High Power Supercapacitors From Carbon Nanotubes

Feb 15, 2005

Supercapacitors that can deliver a strong surge of electrical power could be manufactured from carbon nanotubes using a technique developed by researchers at UC Davis.
Supercapacitors are electrical storage devices that can deliver a huge amount of energy in a short time. Hybrid-electric and fuel-cell powered vehicles need such a surge of energy to start, more than can be provided by regular batteries. Supercapacitors are also needed in a wide range of electronic and engineering applications, wherever a large, rapid pulse of energy is required.

Ning Pan, a professor of textiles in the Department of Biological and Agricultural Engineering and the Nanomaterials in the Environment, Agriculture and Technology (NEAT) center at UC Davis, postdoctoral researcher Chunsheng Du and Jeff Yeh of Mytitek Inc. of Davis prepared suspensions of carbon nanotubes -- tiny rolled-up cylinders of carbon just a few atoms across. They developed a method to deposit the nanotubes on nickel foil so that the nanotubes were aligned and packed closely together.

Conventional, or "Faraday" capacitors, store electrical charges between a series of interleaved conducting plates. Because of their small size, the nanotubes provide a huge surface area on which to store and release energy, Pan said.

The new devices can produce a power density of 30 kilowatts per kilogram (kW/kg), compared with 4 kW/kg for the most advanced devices currently available commercially, Pan said.
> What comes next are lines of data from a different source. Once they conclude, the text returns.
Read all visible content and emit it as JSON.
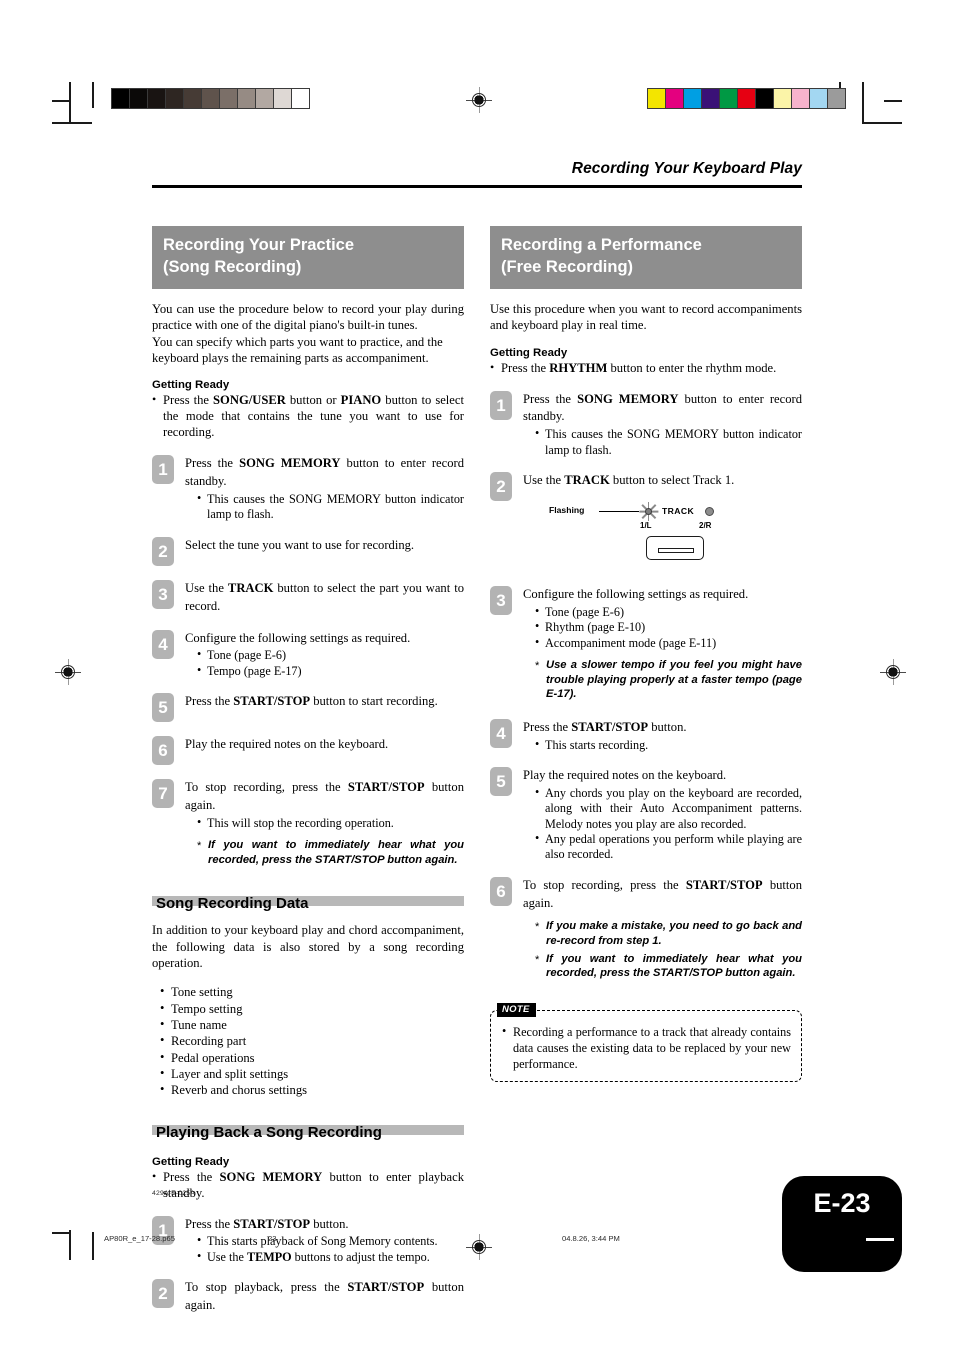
{
  "running_head": "Recording Your Keyboard Play",
  "left_column": {
    "banner": {
      "line1": "Recording Your Practice",
      "line2": "(Song Recording)"
    },
    "intro_a": "You can use the procedure below to record your play during practice with one of the digital piano's built-in tunes.",
    "intro_b": "You can specify which parts you want to practice, and the keyboard plays the remaining parts as accompaniment.",
    "getting_ready_label": "Getting Ready",
    "getting_ready_items": [
      "Press the SONG/USER button or PIANO button to select the mode that contains the tune you want to use for recording."
    ],
    "steps": [
      {
        "num": "1",
        "lead": "Press the SONG MEMORY button to enter record standby.",
        "subs": [
          "This causes the SONG MEMORY button indicator lamp to flash."
        ],
        "stars": []
      },
      {
        "num": "2",
        "lead": "Select the tune you want to use for recording.",
        "subs": [],
        "stars": []
      },
      {
        "num": "3",
        "lead": "Use the TRACK button to select the part you want to record.",
        "subs": [],
        "stars": []
      },
      {
        "num": "4",
        "lead": "Configure the following settings as required.",
        "subs": [
          "Tone (page E-6)",
          "Tempo (page E-17)"
        ],
        "stars": []
      },
      {
        "num": "5",
        "lead": "Press the START/STOP button to start recording.",
        "subs": [],
        "stars": []
      },
      {
        "num": "6",
        "lead": "Play the required notes on the keyboard.",
        "subs": [],
        "stars": []
      },
      {
        "num": "7",
        "lead": "To stop recording, press the START/STOP button again.",
        "subs": [
          "This will stop the recording operation."
        ],
        "stars": [
          "If you want to immediately hear what you recorded, press the START/STOP button again."
        ]
      }
    ],
    "subsection_1": {
      "heading": "Song Recording Data",
      "intro": "In addition to your keyboard play and chord accompaniment, the following data is also stored by a song recording operation.",
      "bullets": [
        "Tone setting",
        "Tempo setting",
        "Tune name",
        "Recording part",
        "Pedal operations",
        "Layer and split settings",
        "Reverb and chorus settings"
      ]
    },
    "subsection_2": {
      "heading": "Playing Back a Song Recording",
      "getting_ready_label": "Getting Ready",
      "getting_ready_items": [
        "Press the SONG MEMORY button to enter playback standby."
      ],
      "steps": [
        {
          "num": "1",
          "lead": "Press the START/STOP button.",
          "subs": [
            "This starts playback of Song Memory contents.",
            "Use the TEMPO buttons to adjust the tempo."
          ],
          "stars": []
        },
        {
          "num": "2",
          "lead": "To stop playback, press the START/STOP button again.",
          "subs": [],
          "stars": []
        }
      ]
    }
  },
  "right_column": {
    "banner": {
      "line1": "Recording a Performance",
      "line2": "(Free Recording)"
    },
    "intro_a": "Use this procedure when you want to record accompaniments and keyboard play in real time.",
    "getting_ready_label": "Getting Ready",
    "getting_ready_items": [
      "Press the RHYTHM button to enter the rhythm mode."
    ],
    "steps": [
      {
        "num": "1",
        "lead": "Press the SONG MEMORY button to enter record standby.",
        "subs": [
          "This causes the SONG MEMORY button indicator lamp to flash."
        ],
        "stars": []
      },
      {
        "num": "2",
        "lead": "Use the TRACK button to select Track 1.",
        "subs": [],
        "stars": []
      },
      {
        "num": "3",
        "lead": "Configure the following settings as required.",
        "subs": [
          "Tone (page E-6)",
          "Rhythm (page E-10)",
          "Accompaniment mode (page E-11)"
        ],
        "stars": [
          "Use a slower tempo if you feel you might have trouble playing properly at a faster tempo (page E-17)."
        ]
      },
      {
        "num": "4",
        "lead": "Press the START/STOP button.",
        "subs": [
          "This starts recording."
        ],
        "stars": []
      },
      {
        "num": "5",
        "lead": "Play the required notes on the keyboard.",
        "subs": [
          "Any chords you play on the keyboard are recorded, along with their Auto Accompaniment patterns.  Melody notes you play are also recorded.",
          "Any pedal operations you perform while playing are also recorded."
        ],
        "stars": []
      },
      {
        "num": "6",
        "lead": "To stop recording, press the START/STOP button again.",
        "subs": [],
        "stars": [
          "If you make a mistake, you need to go back and re-record from step 1.",
          "If you want to immediately hear what you recorded, press the START/STOP button again."
        ]
      }
    ],
    "track_figure": {
      "flashing_label": "Flashing",
      "track_label": "TRACK",
      "lamp1_label": "1/L",
      "lamp2_label": "2/R"
    },
    "note": {
      "tag": "NOTE",
      "items": [
        "Recording a performance to a track that already contains data causes the existing data to be replaced by your new performance."
      ]
    }
  },
  "footer": {
    "code": "429A-E-025A",
    "filename": "AP80R_e_17-28.p65",
    "page_number": "23",
    "timestamp": "04.8.26, 3:44 PM",
    "page_badge": "E-23"
  },
  "print_marks": {
    "gray_wedge": [
      "#000000",
      "#0b0908",
      "#191412",
      "#2e2622",
      "#463b35",
      "#5f534c",
      "#7b6f68",
      "#968b84",
      "#b2a8a2",
      "#ded8d4",
      "#ffffff"
    ],
    "color_bar": [
      "#f3e500",
      "#e4007f",
      "#009fe3",
      "#3a1177",
      "#009944",
      "#e60012",
      "#000000",
      "#fbf4a8",
      "#f7b3cc",
      "#a3d7f2",
      "#9b9b9b"
    ]
  }
}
Other researchers have described laboratory supercapacitors capable of up to 20 kW/kg, he said.

The work is published in the Feb. 1 issue of the journal Nanotechnology.

Source: University of California - Davis

Explore further: Study shows graphene able to withstand a speeding bullet

add to favorites email to friend print save as pdf

Related Stories

Team grows uniform nanowires

Nov 10, 2014

A researcher from Missouri University of Science and Technology has developed a new way to grow nanowire arrays with a determined diameter, length and uniform consistency. This approach to growing nanomaterials ...

Measuring nano-vibrations

Nov 05, 2014

In a recent paper published in Nature Nanotechnology, Joel Moser and ICFO colleagues of the NanoOptoMechanics research group led by Prof. Adrian Bachtold, together with Marc Dykman (Michigan University), report ...

Vine-tree-like CNT architectures

Nov 03, 2014

The vine-tree structure is widely observed in nature when the plant has a growth habit of trailing or climbing stems. The vines use trees for growth rather than devoting energy to development of supportive ...

Recommended for you

Study shows graphene able to withstand a speeding bullet

3 hours ago

(Phys.org)—A team of researchers working at Rice University in the U.S. has demonstrated that graphene is better able to withstand the impact of a bullet than either steel or Kevlar. In their paper published ...

Nanomaterials to preserve ancient works of art

Nov 27, 2014

Little would we know about history if it weren't for books and works of art. But as time goes by, conserving this evidence of the past is becoming more and more of a struggle. Could this all change thanks ...

Learning anti-microbial physics from cicada

Nov 27, 2014

(Phys.org) —Inspired by the wing structure of a small fly, an NPL-led research team developed nano-patterned surfaces that resist bacterial adhesion while supporting the growth of human cells.

User comments : 0

Please sign in to add a comment. Registration is free, and takes less than a minute. Read more

Click here to reset your password.
Sign in to get notified via email when new comments are made.